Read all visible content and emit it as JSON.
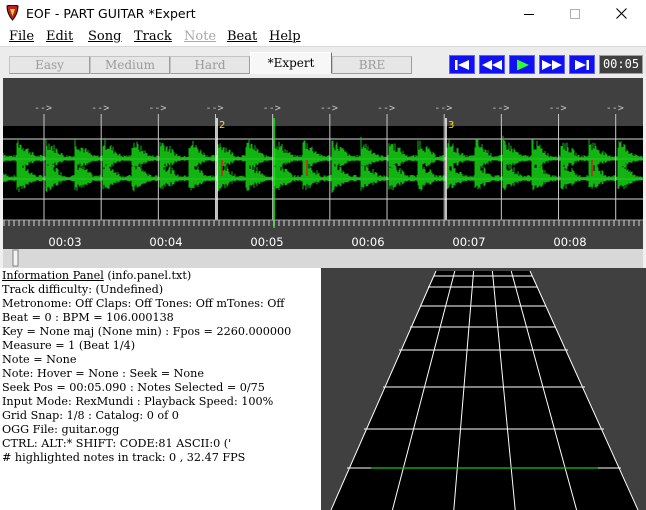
{
  "window": {
    "title": "EOF - PART GUITAR  *Expert"
  },
  "menu": [
    {
      "label": "File",
      "enabled": true
    },
    {
      "label": "Edit",
      "enabled": true
    },
    {
      "label": "Song",
      "enabled": true
    },
    {
      "label": "Track",
      "enabled": true
    },
    {
      "label": "Note",
      "enabled": false
    },
    {
      "label": "Beat",
      "enabled": true
    },
    {
      "label": "Help",
      "enabled": true
    }
  ],
  "difficulty_tabs": [
    {
      "label": "Easy",
      "active": false
    },
    {
      "label": "Medium",
      "active": false
    },
    {
      "label": "Hard",
      "active": false
    },
    {
      "label": "*Expert",
      "active": true
    },
    {
      "label": "BRE",
      "active": false
    }
  ],
  "transport": {
    "buttons": [
      "skip-to-start",
      "rewind",
      "play",
      "fast-forward",
      "skip-to-end"
    ],
    "time": "00:05"
  },
  "editor": {
    "timeline_labels": [
      "00:03",
      "00:04",
      "00:05",
      "00:06",
      "00:07",
      "00:08"
    ],
    "measure_markers": [
      "2",
      "3"
    ],
    "beat_arrow": "-->",
    "colors": {
      "background": "#404040",
      "string_band": "#000000",
      "waveform": "#14c814",
      "cursor": "#00ff00",
      "marker": "#ffe000"
    }
  },
  "info_panel": {
    "title": "Information Panel",
    "title_suffix": " (info.panel.txt)",
    "lines": [
      "Track difficulty: (Undefined)",
      "Metronome: Off Claps: Off  Tones: Off  mTones: Off",
      "Beat = 0 : BPM = 106.000138",
      "Key = None maj (None min) : Fpos = 2260.000000",
      "Measure = 1 (Beat 1/4)",
      "Note = None",
      "Note: Hover = None : Seek = None",
      "Seek Pos = 00:05.090 : Notes Selected = 0/75",
      "Input Mode: RexMundi : Playback Speed: 100%",
      "Grid Snap: 1/8 : Catalog: 0  of  0",
      "OGG File: guitar.ogg",
      "CTRL:   ALT:* SHIFT:   CODE:81 ASCII:0 ('",
      "# highlighted notes in track: 0 , 32.47 FPS"
    ]
  }
}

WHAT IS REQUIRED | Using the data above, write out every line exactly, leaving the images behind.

SOLUTION TO THIS PROBLEM |
Read all visible content and emit it as JSON.
{
  "window": {
    "title": "EOF - PART GUITAR  *Expert"
  },
  "menu": [
    {
      "label": "File",
      "enabled": true
    },
    {
      "label": "Edit",
      "enabled": true
    },
    {
      "label": "Song",
      "enabled": true
    },
    {
      "label": "Track",
      "enabled": true
    },
    {
      "label": "Note",
      "enabled": false
    },
    {
      "label": "Beat",
      "enabled": true
    },
    {
      "label": "Help",
      "enabled": true
    }
  ],
  "difficulty_tabs": [
    {
      "label": "Easy",
      "active": false
    },
    {
      "label": "Medium",
      "active": false
    },
    {
      "label": "Hard",
      "active": false
    },
    {
      "label": "*Expert",
      "active": true
    },
    {
      "label": "BRE",
      "active": false
    }
  ],
  "transport": {
    "buttons": [
      "skip-to-start",
      "rewind",
      "play",
      "fast-forward",
      "skip-to-end"
    ],
    "time": "00:05"
  },
  "editor": {
    "timeline_labels": [
      "00:03",
      "00:04",
      "00:05",
      "00:06",
      "00:07",
      "00:08"
    ],
    "measure_markers": [
      "2",
      "3"
    ],
    "beat_arrow": "-->",
    "colors": {
      "background": "#404040",
      "string_band": "#000000",
      "waveform": "#14c814",
      "cursor": "#00ff00",
      "marker": "#ffe000"
    }
  },
  "info_panel": {
    "title": "Information Panel",
    "title_suffix": " (info.panel.txt)",
    "lines": [
      "Track difficulty: (Undefined)",
      "Metronome: Off Claps: Off  Tones: Off  mTones: Off",
      "Beat = 0 : BPM = 106.000138",
      "Key = None maj (None min) : Fpos = 2260.000000",
      "Measure = 1 (Beat 1/4)",
      "Note = None",
      "Note: Hover = None : Seek = None",
      "Seek Pos = 00:05.090 : Notes Selected = 0/75",
      "Input Mode: RexMundi : Playback Speed: 100%",
      "Grid Snap: 1/8 : Catalog: 0  of  0",
      "OGG File: guitar.ogg",
      "CTRL:   ALT:* SHIFT:   CODE:81 ASCII:0 ('",
      "# highlighted notes in track: 0 , 32.47 FPS"
    ]
  }
}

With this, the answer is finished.